Try it: Using the data below, copy every line that contains the word "screenshot".

+++++

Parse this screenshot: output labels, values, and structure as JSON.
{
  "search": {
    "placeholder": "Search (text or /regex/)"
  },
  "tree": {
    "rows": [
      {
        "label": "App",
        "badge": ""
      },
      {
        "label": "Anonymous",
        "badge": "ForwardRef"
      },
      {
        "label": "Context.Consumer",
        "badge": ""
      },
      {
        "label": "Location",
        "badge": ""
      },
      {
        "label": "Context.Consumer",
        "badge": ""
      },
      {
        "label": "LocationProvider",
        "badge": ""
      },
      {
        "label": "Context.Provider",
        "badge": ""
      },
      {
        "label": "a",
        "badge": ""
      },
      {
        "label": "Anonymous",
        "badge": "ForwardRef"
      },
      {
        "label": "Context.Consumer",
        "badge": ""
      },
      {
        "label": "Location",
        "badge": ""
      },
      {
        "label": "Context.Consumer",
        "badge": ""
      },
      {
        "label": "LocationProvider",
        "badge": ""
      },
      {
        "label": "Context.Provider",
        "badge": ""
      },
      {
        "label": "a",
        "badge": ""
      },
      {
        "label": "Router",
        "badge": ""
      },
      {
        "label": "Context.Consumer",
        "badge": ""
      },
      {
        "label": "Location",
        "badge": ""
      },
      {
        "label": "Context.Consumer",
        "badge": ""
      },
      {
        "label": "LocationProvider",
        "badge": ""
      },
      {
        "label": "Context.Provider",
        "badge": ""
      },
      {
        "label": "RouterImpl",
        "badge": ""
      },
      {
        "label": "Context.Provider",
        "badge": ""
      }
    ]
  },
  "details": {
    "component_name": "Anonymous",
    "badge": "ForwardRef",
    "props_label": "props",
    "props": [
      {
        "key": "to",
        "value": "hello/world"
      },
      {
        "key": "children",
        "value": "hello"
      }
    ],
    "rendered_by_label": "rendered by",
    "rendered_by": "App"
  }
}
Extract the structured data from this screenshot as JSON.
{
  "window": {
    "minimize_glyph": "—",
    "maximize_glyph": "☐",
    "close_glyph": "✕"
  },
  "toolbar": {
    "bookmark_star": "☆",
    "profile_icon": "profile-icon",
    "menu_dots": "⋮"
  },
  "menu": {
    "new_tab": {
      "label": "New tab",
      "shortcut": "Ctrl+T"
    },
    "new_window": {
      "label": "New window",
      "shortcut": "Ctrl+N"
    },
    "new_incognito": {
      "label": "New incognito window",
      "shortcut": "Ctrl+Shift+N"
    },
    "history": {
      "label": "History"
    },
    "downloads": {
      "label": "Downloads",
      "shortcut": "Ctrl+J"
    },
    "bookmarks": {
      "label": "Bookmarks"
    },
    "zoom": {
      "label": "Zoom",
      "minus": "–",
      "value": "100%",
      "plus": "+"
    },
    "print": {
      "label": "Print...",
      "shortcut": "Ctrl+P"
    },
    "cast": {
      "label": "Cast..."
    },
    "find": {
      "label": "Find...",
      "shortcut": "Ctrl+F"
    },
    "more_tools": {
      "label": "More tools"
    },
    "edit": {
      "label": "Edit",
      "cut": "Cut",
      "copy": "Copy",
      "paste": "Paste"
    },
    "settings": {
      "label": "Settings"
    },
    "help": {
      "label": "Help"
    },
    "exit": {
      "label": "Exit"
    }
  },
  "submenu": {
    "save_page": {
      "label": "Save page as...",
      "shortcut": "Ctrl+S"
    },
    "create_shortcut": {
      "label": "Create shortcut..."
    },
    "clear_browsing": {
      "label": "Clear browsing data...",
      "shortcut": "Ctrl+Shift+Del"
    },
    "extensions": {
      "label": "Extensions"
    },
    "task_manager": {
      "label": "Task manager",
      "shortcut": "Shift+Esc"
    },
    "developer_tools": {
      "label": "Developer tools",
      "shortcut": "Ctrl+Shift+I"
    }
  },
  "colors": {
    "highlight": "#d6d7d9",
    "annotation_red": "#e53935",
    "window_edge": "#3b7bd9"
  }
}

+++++

The answer:
Parse this screenshot: output labels, values, and structure as JSON.
Extract the structured data from this screenshot as JSON.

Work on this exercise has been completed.